Vienna, May 12: Climbing the scaffolding and smashing a window early yesterday, thieves slipped into Vienna’s Art History Museum and — despite high-tech motion sensors and round-the-clock guards — disappeared with a 16th-century gold-plated masterpiece sculpted by Benvenuto Cellini.
The stealthy and stunning heist was one of the biggest art thefts in Europe in recent years. The intricate, 10-inch-high sculpture, known as the Saliera, or salt cellar, is valued at about $57 million.
It was commissioned from Cellini — an outlaw himself and one of the Italian Renaissance’s most ingenious goldsmiths — in the 1540s by King Francois I of France. Museum director Wilfried Seipel called the piece the “Mona Lisa of sculptures”.

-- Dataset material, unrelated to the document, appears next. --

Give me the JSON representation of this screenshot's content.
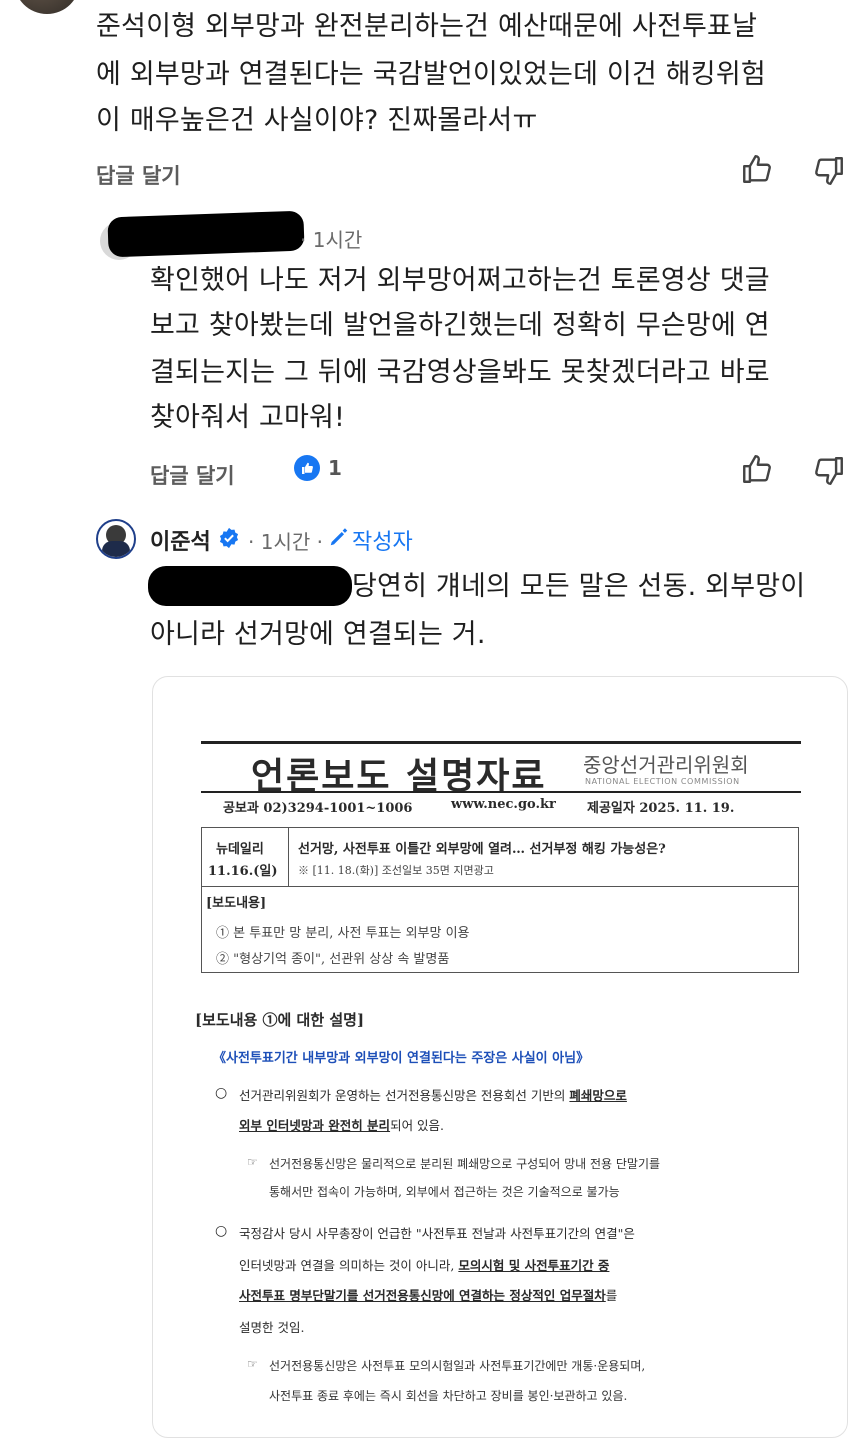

Police said one or more thieves crawled through a broken second-floor window at 4 am, shattered the heavy-glass display case around the Saliera, grabbed the sculpture and fled.
The museum’s alarms did go off, and all the artwork was protected by motion sensors and video cameras. The theft was discovered at 8.20 am when a museum porter noticed the damage. Police are investigating whether the robbery is an inside job.